DATA EXTRACT START

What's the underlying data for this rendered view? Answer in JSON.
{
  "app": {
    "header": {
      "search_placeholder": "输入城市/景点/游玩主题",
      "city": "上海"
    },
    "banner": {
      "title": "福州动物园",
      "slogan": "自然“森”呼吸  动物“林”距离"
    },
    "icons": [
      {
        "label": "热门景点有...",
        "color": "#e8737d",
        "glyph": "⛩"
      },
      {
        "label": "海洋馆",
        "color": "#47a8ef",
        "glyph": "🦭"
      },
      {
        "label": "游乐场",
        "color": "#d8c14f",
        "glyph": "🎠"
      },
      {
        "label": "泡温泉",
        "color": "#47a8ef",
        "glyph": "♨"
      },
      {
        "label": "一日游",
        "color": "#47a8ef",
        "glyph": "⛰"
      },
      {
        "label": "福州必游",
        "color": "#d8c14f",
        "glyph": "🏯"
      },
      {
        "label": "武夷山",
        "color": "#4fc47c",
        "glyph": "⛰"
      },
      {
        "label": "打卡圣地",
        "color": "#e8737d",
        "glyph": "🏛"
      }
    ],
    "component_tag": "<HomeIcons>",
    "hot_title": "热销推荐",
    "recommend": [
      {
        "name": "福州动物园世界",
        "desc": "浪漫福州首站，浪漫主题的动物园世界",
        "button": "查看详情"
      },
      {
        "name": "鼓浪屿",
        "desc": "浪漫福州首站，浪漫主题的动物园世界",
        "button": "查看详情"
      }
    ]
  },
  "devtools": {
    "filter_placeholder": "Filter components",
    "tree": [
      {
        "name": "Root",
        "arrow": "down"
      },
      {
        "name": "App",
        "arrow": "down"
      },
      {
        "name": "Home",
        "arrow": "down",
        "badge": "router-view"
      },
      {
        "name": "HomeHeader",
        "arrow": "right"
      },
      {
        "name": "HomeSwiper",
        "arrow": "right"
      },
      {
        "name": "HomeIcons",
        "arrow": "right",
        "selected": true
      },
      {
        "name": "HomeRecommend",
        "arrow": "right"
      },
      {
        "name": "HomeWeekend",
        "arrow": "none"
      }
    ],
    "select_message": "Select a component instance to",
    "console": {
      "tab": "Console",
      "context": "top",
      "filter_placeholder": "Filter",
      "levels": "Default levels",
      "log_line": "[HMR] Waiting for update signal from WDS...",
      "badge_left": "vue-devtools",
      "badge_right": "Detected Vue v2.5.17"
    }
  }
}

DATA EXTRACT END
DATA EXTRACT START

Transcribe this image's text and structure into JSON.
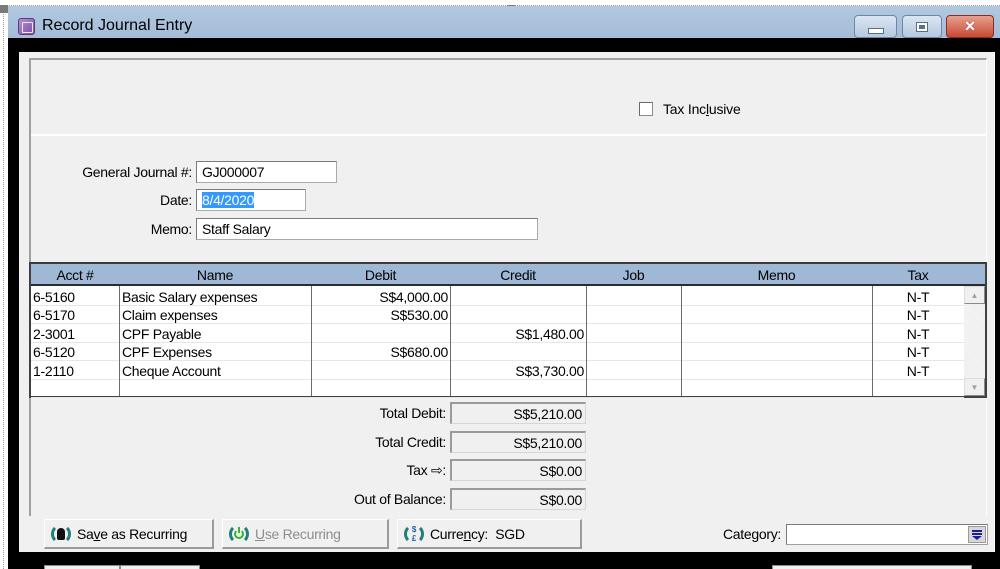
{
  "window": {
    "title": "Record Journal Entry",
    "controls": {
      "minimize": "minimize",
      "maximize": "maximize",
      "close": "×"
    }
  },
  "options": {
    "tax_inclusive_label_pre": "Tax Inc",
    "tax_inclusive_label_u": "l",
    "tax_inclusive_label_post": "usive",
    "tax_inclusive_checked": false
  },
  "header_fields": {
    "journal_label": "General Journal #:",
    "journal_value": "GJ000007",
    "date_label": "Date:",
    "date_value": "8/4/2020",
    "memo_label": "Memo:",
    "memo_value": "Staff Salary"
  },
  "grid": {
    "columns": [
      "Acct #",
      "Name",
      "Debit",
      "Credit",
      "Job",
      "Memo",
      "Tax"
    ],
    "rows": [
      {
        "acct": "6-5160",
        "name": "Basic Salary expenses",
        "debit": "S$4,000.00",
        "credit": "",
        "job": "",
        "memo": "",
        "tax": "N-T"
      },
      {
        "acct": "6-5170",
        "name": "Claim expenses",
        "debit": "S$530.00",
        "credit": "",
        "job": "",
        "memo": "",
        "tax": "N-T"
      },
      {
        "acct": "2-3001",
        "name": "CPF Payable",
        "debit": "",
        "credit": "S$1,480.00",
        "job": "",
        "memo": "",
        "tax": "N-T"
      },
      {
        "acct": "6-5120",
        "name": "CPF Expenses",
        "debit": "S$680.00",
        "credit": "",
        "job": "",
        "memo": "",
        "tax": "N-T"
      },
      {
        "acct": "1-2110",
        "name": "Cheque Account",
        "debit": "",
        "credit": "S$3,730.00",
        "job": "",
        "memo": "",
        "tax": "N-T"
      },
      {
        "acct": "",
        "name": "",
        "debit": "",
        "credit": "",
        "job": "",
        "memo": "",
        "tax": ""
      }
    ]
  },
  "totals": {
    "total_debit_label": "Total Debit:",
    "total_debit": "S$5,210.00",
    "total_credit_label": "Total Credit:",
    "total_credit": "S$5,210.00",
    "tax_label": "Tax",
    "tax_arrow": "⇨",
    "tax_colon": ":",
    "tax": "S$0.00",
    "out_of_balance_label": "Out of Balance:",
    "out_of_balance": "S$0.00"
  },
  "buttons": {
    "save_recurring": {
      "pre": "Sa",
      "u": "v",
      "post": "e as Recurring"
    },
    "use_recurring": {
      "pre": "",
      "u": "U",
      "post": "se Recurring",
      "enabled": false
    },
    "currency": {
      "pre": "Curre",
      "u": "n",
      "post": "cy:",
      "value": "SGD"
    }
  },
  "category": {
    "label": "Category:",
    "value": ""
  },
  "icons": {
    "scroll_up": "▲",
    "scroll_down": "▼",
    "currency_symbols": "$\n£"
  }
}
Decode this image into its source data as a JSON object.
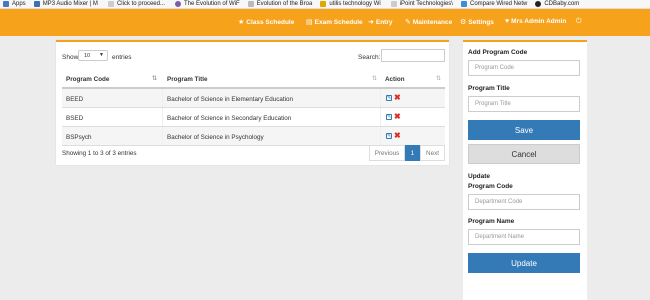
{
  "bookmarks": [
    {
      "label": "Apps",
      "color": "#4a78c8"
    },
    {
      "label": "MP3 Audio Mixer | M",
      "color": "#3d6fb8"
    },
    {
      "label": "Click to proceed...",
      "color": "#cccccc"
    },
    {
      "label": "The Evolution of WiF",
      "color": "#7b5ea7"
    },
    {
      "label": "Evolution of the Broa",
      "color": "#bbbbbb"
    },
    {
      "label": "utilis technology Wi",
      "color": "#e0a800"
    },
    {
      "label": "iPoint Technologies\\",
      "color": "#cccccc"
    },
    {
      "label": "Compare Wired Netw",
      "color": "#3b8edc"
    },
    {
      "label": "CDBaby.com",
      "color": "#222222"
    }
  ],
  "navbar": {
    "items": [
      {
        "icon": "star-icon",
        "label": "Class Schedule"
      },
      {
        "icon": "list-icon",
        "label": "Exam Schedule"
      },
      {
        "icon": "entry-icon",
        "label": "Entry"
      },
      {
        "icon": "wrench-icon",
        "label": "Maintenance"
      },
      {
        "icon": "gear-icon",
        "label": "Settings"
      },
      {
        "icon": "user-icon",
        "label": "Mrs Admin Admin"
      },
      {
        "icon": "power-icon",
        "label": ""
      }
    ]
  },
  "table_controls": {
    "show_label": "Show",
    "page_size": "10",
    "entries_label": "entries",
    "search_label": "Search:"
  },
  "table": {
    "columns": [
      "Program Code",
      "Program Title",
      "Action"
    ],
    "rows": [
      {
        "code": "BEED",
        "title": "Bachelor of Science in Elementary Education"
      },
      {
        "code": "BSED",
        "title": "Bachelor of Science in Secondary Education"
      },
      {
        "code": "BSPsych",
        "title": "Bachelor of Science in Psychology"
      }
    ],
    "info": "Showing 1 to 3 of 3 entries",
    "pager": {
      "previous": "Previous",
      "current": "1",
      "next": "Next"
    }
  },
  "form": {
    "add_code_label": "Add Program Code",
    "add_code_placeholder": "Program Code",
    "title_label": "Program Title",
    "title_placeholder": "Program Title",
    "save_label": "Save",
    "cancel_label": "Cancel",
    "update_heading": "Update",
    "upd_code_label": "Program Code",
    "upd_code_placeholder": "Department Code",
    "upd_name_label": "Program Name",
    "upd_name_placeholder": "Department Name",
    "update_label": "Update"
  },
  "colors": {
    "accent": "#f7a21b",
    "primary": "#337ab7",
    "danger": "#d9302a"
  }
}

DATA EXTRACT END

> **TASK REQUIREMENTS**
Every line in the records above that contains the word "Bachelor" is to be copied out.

> **TASK RESPONSE**
        "title": "Bachelor of Science in Elementary Education"
        "title": "Bachelor of Science in Secondary Education"
        "title": "Bachelor of Science in Psychology"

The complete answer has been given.